* WHAT THIS TASK INVOLVES:
For the word "info", count the lines of the records that hold it, and give only that number.
##### PROVIDED ENTRIES #####
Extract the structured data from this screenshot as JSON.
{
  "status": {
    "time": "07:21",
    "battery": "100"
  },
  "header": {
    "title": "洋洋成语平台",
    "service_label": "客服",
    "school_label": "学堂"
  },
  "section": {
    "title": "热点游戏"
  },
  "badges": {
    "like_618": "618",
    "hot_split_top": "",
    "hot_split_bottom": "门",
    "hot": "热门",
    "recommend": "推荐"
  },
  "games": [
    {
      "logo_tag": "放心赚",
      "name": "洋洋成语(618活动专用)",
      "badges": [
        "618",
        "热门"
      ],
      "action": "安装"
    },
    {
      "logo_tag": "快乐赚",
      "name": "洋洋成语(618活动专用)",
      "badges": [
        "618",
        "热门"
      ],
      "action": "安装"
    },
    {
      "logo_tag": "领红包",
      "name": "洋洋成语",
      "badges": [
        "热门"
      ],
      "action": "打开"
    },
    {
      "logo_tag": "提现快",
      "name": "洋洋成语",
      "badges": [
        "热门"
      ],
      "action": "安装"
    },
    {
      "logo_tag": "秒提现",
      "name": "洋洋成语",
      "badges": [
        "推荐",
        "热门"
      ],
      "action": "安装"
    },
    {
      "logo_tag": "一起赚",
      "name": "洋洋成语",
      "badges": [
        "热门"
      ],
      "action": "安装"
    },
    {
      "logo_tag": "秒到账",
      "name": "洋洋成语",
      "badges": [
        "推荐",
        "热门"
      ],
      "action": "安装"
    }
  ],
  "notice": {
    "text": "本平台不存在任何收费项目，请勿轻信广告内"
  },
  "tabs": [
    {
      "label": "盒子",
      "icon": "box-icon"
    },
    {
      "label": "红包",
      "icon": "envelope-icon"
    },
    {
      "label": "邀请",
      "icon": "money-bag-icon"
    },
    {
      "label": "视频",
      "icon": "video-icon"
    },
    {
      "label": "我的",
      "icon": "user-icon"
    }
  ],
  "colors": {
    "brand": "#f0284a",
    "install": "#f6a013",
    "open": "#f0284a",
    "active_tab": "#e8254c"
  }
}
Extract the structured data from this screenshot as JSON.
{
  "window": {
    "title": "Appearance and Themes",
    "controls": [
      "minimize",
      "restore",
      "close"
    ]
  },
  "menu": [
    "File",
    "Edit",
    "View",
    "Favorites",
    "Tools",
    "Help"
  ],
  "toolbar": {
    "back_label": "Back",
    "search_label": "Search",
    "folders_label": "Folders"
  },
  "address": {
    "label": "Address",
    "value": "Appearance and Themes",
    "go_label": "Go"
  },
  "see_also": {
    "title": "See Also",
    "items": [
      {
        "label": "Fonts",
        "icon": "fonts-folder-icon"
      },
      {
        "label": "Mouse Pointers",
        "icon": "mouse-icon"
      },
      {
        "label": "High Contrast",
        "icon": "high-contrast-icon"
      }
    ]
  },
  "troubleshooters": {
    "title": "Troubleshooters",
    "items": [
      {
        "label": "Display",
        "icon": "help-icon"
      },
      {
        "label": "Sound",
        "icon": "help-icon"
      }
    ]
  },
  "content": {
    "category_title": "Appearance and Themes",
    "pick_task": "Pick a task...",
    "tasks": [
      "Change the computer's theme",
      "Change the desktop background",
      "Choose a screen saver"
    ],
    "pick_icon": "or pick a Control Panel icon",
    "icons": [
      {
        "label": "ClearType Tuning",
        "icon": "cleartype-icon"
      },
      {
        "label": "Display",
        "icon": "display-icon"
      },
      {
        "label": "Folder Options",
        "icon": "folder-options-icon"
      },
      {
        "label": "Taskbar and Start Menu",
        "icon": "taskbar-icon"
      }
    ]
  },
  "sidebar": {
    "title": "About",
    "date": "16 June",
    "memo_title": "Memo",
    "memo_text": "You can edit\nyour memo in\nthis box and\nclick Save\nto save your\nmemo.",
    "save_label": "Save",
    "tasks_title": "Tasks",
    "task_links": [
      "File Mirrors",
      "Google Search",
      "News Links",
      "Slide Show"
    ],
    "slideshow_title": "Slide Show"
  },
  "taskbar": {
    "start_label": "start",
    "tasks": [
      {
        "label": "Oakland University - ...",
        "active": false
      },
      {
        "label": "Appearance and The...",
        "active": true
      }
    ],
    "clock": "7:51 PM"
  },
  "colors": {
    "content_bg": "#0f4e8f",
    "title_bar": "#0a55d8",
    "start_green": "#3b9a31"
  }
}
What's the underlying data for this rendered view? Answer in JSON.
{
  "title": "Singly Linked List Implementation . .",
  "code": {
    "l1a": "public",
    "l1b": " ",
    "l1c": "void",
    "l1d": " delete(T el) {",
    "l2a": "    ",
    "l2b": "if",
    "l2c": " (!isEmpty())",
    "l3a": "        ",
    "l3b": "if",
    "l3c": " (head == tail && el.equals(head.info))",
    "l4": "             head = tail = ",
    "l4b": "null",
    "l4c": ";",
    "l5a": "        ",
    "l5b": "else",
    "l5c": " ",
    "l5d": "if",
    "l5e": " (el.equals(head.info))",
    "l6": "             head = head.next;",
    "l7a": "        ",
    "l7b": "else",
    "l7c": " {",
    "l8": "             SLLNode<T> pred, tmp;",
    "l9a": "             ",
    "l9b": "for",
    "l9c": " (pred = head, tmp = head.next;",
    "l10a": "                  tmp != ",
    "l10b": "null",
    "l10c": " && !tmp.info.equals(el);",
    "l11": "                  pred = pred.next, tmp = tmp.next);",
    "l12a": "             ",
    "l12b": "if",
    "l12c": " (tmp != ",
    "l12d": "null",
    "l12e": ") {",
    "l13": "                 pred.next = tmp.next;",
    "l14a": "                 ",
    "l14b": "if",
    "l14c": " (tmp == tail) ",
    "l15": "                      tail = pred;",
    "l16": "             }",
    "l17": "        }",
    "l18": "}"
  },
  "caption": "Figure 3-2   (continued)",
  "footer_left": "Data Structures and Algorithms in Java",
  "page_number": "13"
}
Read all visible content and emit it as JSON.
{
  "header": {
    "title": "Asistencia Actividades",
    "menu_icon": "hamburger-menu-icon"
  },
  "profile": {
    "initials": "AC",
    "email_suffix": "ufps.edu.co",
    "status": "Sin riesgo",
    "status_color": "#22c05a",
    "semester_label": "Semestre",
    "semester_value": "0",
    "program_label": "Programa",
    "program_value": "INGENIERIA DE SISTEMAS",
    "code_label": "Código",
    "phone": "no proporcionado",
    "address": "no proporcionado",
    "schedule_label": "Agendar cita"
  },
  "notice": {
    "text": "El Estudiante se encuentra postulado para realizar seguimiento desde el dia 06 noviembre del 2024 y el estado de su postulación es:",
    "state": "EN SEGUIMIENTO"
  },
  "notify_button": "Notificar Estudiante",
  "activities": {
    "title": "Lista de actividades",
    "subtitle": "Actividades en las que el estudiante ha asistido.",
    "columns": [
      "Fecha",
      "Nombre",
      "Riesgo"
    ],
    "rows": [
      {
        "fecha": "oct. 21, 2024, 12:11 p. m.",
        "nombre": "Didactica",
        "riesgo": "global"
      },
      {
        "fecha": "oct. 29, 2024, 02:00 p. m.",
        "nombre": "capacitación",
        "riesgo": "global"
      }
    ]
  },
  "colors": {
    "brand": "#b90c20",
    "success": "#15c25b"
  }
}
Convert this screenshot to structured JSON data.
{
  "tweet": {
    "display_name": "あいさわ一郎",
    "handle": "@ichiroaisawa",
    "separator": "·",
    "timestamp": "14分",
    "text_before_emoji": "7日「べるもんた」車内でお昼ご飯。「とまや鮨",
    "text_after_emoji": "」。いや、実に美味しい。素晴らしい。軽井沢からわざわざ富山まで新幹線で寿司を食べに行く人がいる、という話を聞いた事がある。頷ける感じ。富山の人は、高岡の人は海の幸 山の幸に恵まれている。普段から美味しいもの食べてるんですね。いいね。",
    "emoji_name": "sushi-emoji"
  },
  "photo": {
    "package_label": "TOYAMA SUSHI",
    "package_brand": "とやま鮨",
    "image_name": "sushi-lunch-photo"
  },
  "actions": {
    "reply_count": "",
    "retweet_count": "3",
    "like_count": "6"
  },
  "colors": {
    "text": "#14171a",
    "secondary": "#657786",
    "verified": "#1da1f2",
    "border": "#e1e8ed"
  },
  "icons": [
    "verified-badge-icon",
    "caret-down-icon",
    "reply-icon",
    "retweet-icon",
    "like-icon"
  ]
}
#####
* RESULT OF THIS EXERCISE:
3